__ABOUT THIS EXERCISE__:
For this exercise, reproduce only the lines from the one holding "Parse this screenshot: output" through the final line of the data below, exactly, and omit pictures.
-------- DATA EXTRACT --------
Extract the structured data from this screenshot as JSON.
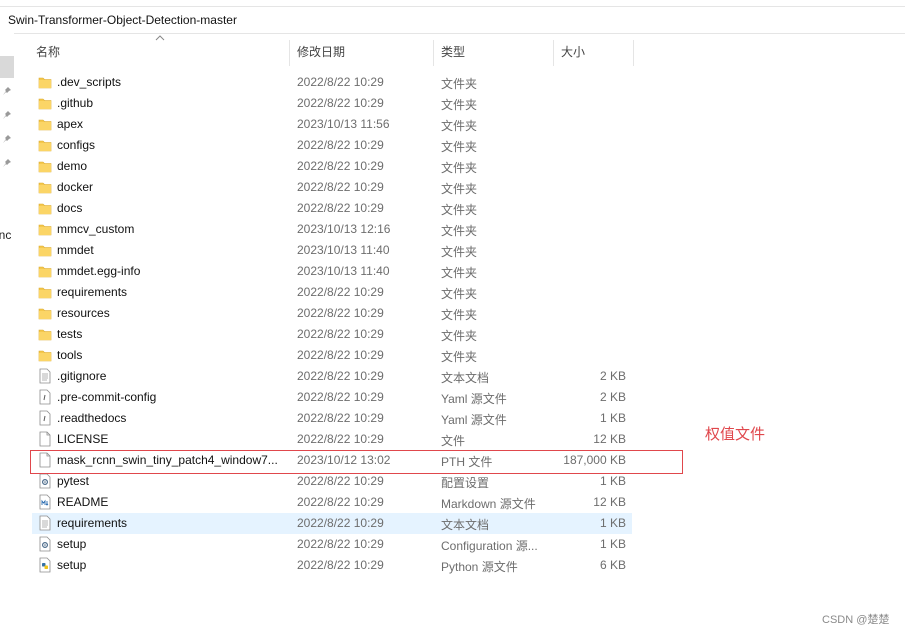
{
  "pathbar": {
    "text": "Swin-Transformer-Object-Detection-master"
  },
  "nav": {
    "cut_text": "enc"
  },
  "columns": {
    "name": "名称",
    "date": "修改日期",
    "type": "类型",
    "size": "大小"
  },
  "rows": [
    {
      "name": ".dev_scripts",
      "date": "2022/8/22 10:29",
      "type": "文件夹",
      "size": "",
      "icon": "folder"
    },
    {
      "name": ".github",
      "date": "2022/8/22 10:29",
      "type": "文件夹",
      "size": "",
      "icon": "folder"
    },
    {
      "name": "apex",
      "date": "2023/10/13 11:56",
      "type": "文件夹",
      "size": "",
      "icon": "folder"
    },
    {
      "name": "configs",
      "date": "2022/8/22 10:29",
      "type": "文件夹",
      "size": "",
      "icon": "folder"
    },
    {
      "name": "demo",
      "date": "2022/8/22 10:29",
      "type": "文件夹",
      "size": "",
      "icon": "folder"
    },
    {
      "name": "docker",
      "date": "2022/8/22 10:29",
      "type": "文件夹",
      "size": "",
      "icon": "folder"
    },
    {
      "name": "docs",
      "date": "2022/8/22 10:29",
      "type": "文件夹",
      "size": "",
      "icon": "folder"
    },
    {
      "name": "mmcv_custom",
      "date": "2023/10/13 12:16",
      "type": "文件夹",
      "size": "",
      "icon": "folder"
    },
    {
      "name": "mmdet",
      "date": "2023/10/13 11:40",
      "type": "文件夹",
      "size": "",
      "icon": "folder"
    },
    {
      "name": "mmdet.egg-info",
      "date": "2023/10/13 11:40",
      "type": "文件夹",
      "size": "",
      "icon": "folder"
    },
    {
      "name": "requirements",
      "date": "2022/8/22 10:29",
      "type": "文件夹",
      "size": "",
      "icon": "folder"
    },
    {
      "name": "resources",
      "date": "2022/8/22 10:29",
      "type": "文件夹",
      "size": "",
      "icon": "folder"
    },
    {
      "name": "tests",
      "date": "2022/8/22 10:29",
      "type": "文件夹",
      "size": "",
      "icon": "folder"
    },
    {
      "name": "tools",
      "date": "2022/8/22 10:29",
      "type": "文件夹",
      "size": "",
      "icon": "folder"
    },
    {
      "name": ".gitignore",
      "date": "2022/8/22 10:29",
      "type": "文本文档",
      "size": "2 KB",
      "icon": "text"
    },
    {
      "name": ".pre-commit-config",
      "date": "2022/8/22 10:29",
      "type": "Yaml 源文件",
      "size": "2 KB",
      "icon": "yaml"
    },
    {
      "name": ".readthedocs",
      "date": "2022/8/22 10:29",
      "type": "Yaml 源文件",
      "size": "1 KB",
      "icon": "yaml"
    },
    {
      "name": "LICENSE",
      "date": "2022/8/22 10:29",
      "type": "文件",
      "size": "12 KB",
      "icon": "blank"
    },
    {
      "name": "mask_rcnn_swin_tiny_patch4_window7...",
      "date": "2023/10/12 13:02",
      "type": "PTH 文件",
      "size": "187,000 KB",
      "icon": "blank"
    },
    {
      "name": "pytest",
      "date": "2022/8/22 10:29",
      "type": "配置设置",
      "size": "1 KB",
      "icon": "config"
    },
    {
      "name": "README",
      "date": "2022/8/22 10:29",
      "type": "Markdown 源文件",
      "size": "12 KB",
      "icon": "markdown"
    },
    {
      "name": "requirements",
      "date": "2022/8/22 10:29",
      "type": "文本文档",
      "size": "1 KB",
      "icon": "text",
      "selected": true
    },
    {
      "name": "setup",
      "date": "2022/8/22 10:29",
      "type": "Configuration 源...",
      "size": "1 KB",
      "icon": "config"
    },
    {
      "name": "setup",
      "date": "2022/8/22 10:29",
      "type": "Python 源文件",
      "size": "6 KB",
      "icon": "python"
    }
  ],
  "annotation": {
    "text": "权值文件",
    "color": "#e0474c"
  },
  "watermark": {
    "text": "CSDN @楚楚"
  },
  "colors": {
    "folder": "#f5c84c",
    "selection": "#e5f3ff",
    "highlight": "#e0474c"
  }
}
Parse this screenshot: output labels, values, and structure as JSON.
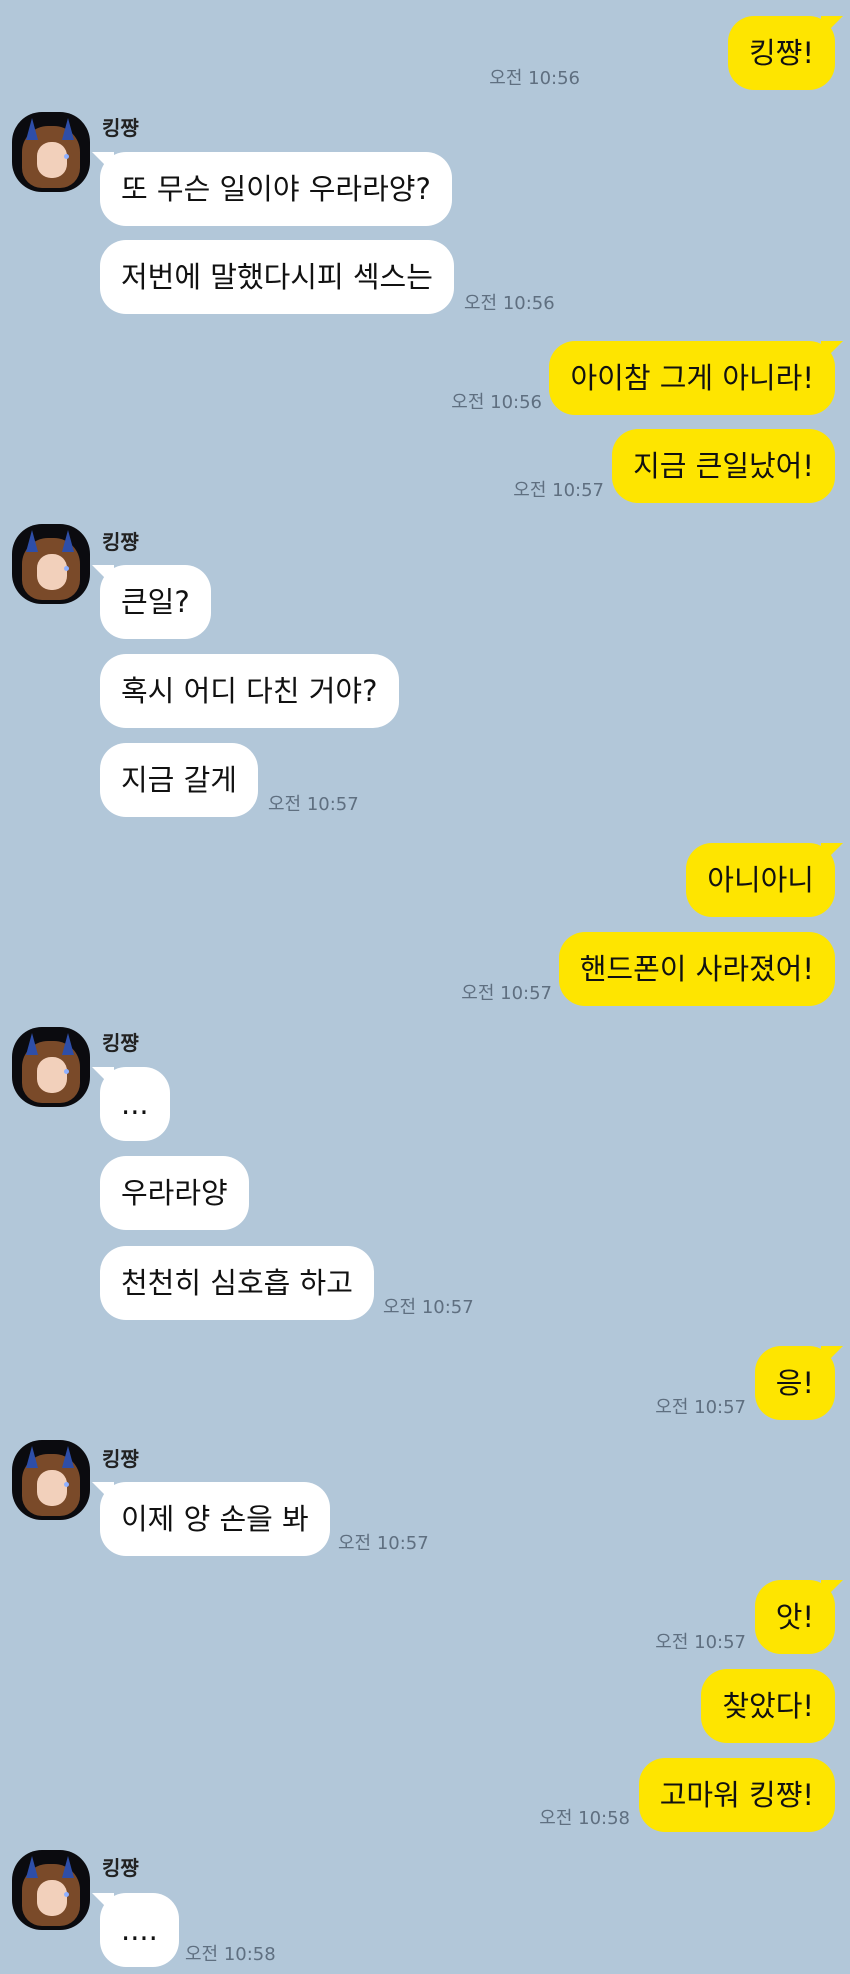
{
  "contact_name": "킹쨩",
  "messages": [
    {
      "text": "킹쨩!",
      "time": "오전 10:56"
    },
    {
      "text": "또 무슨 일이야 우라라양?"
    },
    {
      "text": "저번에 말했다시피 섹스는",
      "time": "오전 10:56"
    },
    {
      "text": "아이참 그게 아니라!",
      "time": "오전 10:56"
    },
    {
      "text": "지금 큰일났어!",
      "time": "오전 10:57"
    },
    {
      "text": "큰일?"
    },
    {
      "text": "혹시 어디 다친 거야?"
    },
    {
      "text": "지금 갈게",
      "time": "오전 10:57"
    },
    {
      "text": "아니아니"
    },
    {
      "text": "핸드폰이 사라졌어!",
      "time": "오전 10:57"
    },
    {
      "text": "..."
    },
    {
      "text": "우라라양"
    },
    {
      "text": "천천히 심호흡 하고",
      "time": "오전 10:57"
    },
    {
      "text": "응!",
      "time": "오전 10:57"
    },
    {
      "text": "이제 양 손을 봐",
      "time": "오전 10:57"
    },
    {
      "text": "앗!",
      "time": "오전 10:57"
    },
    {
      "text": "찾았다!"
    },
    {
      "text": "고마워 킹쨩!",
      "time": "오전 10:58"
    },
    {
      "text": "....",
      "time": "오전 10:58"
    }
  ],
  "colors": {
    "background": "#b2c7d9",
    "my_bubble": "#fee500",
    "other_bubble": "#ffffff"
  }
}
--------
__FINISHED TASK__:
Parse this screenshot: output labels, values, and structure as JSON.
{
  "contact_name": "킹쨩",
  "messages": [
    {
      "text": "킹쨩!",
      "time": "오전 10:56"
    },
    {
      "text": "또 무슨 일이야 우라라양?"
    },
    {
      "text": "저번에 말했다시피 섹스는",
      "time": "오전 10:56"
    },
    {
      "text": "아이참 그게 아니라!",
      "time": "오전 10:56"
    },
    {
      "text": "지금 큰일났어!",
      "time": "오전 10:57"
    },
    {
      "text": "큰일?"
    },
    {
      "text": "혹시 어디 다친 거야?"
    },
    {
      "text": "지금 갈게",
      "time": "오전 10:57"
    },
    {
      "text": "아니아니"
    },
    {
      "text": "핸드폰이 사라졌어!",
      "time": "오전 10:57"
    },
    {
      "text": "..."
    },
    {
      "text": "우라라양"
    },
    {
      "text": "천천히 심호흡 하고",
      "time": "오전 10:57"
    },
    {
      "text": "응!",
      "time": "오전 10:57"
    },
    {
      "text": "이제 양 손을 봐",
      "time": "오전 10:57"
    },
    {
      "text": "앗!",
      "time": "오전 10:57"
    },
    {
      "text": "찾았다!"
    },
    {
      "text": "고마워 킹쨩!",
      "time": "오전 10:58"
    },
    {
      "text": "....",
      "time": "오전 10:58"
    }
  ],
  "colors": {
    "background": "#b2c7d9",
    "my_bubble": "#fee500",
    "other_bubble": "#ffffff"
  }
}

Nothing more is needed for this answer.